Conversations in Grief Blog: Long Winter of Our Grief
Winter, for all its beauty, requires a different level of adaptation. For those of us who have lived our lives in the northern hemisphere, we know how to prepare. Ingenuity and a few extra layers make a world of difference. Farmers for centuries utilized a simple rope to keep them alive when winter was at its most brutal. A rope tied from their home to the barn meant, no matter how bad the blizzard, the cows would be milked, fed, and the farmer would make it home safe. The connection to that rope was often life or death when the snow was so thick you could not see which way the house was.
In winter, we learn endurance of a different kind as the beauty of winter drags us into darker and colder days. Long days at home can make it unbearable, especially when your only companion is grief. Grieving in winter is hard and often very lonely. Laura Ingalls Wilder describes one experience in her famous book The Long Winter*, “There were no more lessons. There was nothing in the world but cold and dark and work and coarse brown bread and winds blowing.” The things we are accustomed to, that we find supportive, may no longer be an option in winter. This can make living with grief feel impossible.

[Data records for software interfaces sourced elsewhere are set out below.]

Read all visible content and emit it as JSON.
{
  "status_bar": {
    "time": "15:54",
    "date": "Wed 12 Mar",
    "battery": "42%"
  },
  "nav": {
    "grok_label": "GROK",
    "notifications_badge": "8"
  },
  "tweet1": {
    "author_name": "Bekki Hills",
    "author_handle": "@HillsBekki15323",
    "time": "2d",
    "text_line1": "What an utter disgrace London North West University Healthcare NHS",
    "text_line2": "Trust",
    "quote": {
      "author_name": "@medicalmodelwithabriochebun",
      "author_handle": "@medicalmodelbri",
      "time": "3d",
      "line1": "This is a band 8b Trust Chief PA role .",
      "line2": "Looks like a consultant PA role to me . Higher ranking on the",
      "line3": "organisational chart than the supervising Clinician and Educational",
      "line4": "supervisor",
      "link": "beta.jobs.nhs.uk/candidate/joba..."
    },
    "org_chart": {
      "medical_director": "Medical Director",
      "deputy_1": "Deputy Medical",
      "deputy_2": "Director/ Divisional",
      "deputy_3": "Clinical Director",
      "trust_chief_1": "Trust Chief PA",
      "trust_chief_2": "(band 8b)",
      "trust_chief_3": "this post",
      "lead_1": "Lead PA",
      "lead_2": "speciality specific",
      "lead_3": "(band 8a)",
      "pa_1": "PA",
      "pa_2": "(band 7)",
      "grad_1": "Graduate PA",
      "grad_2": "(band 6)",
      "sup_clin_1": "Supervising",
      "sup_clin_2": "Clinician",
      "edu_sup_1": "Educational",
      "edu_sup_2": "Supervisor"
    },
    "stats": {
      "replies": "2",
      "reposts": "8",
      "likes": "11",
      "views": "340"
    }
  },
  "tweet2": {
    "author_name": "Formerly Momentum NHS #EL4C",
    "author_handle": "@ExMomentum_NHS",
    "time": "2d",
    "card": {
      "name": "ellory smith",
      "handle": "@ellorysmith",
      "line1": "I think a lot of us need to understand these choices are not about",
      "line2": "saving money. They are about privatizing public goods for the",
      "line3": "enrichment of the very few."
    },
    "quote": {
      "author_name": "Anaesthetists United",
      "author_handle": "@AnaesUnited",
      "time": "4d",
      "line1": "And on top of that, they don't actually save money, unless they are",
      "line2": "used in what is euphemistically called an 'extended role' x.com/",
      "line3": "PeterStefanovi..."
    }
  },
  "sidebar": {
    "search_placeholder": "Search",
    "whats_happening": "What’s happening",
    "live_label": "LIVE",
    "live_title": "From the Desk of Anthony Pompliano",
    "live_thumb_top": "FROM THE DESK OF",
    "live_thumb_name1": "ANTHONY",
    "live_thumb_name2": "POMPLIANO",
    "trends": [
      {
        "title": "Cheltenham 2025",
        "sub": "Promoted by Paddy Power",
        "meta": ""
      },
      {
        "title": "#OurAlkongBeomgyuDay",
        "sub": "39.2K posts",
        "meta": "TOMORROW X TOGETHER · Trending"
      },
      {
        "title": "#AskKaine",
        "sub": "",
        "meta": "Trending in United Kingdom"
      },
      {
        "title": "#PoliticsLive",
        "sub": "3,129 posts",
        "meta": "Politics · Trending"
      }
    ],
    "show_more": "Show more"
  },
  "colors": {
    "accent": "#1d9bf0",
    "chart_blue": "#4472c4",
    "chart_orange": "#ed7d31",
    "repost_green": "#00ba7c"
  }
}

So how do we cope when what we have found to be supportive is unavailable or in short supply? We adapt. Wintering grief requires adaptation and at times planning to cope. Below you will find a list of suggestions. These are simple things you may find helpful to cope with grief in winter. They have been divided into categories based on the needs they meet. This is not an extensive list but some suggestions for supporting ourselves during the winter months.
- Set limits on social media
- Join a support group
- Make regular plans with loved ones for in-person connections
- Reconnect with friends and family you haven’t talked with over the summer
- Take a class, join a crafting group, or a bowling league
- Consider volunteering
- If you enjoy walking outdoors consider getting cleats for your boots, snowshoeing, or cross-country skiing
- Sign up for a fitness class, join a gym, or try an exercise video
- Try swimming at an indoor pool
- Make a list of projects to tackle around the house
- Lean into your hobbies
- Learn a skill you have always wanted to learn (knitting, wood carving, bread baking, etc.)
- Read books or join a book club
- Watch movies you have always wanted to see
- Journal or engage in creative writing
- Adopt some house plants if you love to garden
Winter Self Care
- Do your best to eat healthy, limit junk food, and try to get consistent sleep
- Get some sunshine by going outside or sitting near a sunny window
- Stay connected with friends and family who are supportive of you
Living with grief in the often-isolating winter months can be difficult. We are here if you need support or to connect with one of our support groups. Our current support group, Morning Joe, meets every Monday from 8:30-10:00 a.m. in the lower level of our Inpatient Center in Johnson Creek. A six-week evening support group will start again in February. Contact Bereavement Counselors Laura Wessels or Hilary Furnish at 920.674.6255 for questions, support, or to register for a group.
*Wilder, Laura Ingalls. The Long Winter. Harper Collins, 1940.